* _Task brief_: Return all records exactly. Nothing may be added.

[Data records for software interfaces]
Content starts
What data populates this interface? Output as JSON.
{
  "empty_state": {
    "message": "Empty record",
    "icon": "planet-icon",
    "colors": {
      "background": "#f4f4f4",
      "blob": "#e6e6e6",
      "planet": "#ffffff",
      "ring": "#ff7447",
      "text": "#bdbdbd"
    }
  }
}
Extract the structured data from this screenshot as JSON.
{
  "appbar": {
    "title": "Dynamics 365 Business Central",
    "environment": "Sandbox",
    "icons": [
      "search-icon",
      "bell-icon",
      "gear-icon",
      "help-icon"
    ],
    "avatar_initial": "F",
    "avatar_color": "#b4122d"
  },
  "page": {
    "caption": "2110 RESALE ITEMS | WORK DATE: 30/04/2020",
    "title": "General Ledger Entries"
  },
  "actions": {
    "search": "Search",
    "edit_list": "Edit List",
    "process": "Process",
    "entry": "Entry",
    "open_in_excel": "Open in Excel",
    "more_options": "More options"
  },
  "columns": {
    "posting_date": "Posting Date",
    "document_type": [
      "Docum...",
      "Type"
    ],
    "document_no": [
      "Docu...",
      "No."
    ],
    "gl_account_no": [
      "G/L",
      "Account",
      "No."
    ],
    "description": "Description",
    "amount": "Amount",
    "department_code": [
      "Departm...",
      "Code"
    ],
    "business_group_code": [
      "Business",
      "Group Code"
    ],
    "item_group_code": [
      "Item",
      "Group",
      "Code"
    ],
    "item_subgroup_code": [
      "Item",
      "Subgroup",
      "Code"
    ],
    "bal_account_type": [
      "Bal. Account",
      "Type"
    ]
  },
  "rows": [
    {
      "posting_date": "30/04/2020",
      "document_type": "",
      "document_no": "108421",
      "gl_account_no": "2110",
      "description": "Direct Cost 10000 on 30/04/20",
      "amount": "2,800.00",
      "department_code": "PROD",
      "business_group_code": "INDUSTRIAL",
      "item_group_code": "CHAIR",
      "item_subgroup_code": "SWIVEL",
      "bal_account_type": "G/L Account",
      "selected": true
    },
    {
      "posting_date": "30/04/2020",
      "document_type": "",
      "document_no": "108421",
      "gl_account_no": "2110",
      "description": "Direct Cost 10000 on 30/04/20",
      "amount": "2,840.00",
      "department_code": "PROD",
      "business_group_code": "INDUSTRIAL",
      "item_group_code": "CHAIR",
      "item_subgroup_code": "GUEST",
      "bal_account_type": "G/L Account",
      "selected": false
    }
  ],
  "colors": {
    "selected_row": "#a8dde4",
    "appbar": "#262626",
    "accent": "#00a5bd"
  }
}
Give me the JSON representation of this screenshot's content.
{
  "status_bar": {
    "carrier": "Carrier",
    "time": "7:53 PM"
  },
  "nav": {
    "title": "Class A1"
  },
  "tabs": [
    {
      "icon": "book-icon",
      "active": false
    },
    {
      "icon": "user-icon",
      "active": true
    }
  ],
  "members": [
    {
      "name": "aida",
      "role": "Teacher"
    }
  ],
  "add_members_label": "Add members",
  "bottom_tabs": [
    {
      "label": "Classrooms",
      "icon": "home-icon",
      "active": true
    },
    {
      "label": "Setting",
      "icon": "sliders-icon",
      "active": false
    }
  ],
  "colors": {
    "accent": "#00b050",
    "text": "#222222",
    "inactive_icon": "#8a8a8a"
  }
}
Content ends
* _Exercise answer_:
What data populates this interface? Output as JSON.
{
  "empty_state": {
    "message": "Empty record",
    "icon": "planet-icon",
    "colors": {
      "background": "#f4f4f4",
      "blob": "#e6e6e6",
      "planet": "#ffffff",
      "ring": "#ff7447",
      "text": "#bdbdbd"
    }
  }
}
Extract the structured data from this screenshot as JSON.
{
  "appbar": {
    "title": "Dynamics 365 Business Central",
    "environment": "Sandbox",
    "icons": [
      "search-icon",
      "bell-icon",
      "gear-icon",
      "help-icon"
    ],
    "avatar_initial": "F",
    "avatar_color": "#b4122d"
  },
  "page": {
    "caption": "2110 RESALE ITEMS | WORK DATE: 30/04/2020",
    "title": "General Ledger Entries"
  },
  "actions": {
    "search": "Search",
    "edit_list": "Edit List",
    "process": "Process",
    "entry": "Entry",
    "open_in_excel": "Open in Excel",
    "more_options": "More options"
  },
  "columns": {
    "posting_date": "Posting Date",
    "document_type": [
      "Docum...",
      "Type"
    ],
    "document_no": [
      "Docu...",
      "No."
    ],
    "gl_account_no": [
      "G/L",
      "Account",
      "No."
    ],
    "description": "Description",
    "amount": "Amount",
    "department_code": [
      "Departm...",
      "Code"
    ],
    "business_group_code": [
      "Business",
      "Group Code"
    ],
    "item_group_code": [
      "Item",
      "Group",
      "Code"
    ],
    "item_subgroup_code": [
      "Item",
      "Subgroup",
      "Code"
    ],
    "bal_account_type": [
      "Bal. Account",
      "Type"
    ]
  },
  "rows": [
    {
      "posting_date": "30/04/2020",
      "document_type": "",
      "document_no": "108421",
      "gl_account_no": "2110",
      "description": "Direct Cost 10000 on 30/04/20",
      "amount": "2,800.00",
      "department_code": "PROD",
      "business_group_code": "INDUSTRIAL",
      "item_group_code": "CHAIR",
      "item_subgroup_code": "SWIVEL",
      "bal_account_type": "G/L Account",
      "selected": true
    },
    {
      "posting_date": "30/04/2020",
      "document_type": "",
      "document_no": "108421",
      "gl_account_no": "2110",
      "description": "Direct Cost 10000 on 30/04/20",
      "amount": "2,840.00",
      "department_code": "PROD",
      "business_group_code": "INDUSTRIAL",
      "item_group_code": "CHAIR",
      "item_subgroup_code": "GUEST",
      "bal_account_type": "G/L Account",
      "selected": false
    }
  ],
  "colors": {
    "selected_row": "#a8dde4",
    "appbar": "#262626",
    "accent": "#00a5bd"
  }
}
Give me the JSON representation of this screenshot's content.
{
  "status_bar": {
    "carrier": "Carrier",
    "time": "7:53 PM"
  },
  "nav": {
    "title": "Class A1"
  },
  "tabs": [
    {
      "icon": "book-icon",
      "active": false
    },
    {
      "icon": "user-icon",
      "active": true
    }
  ],
  "members": [
    {
      "name": "aida",
      "role": "Teacher"
    }
  ],
  "add_members_label": "Add members",
  "bottom_tabs": [
    {
      "label": "Classrooms",
      "icon": "home-icon",
      "active": true
    },
    {
      "label": "Setting",
      "icon": "sliders-icon",
      "active": false
    }
  ],
  "colors": {
    "accent": "#00b050",
    "text": "#222222",
    "inactive_icon": "#8a8a8a"
  }
}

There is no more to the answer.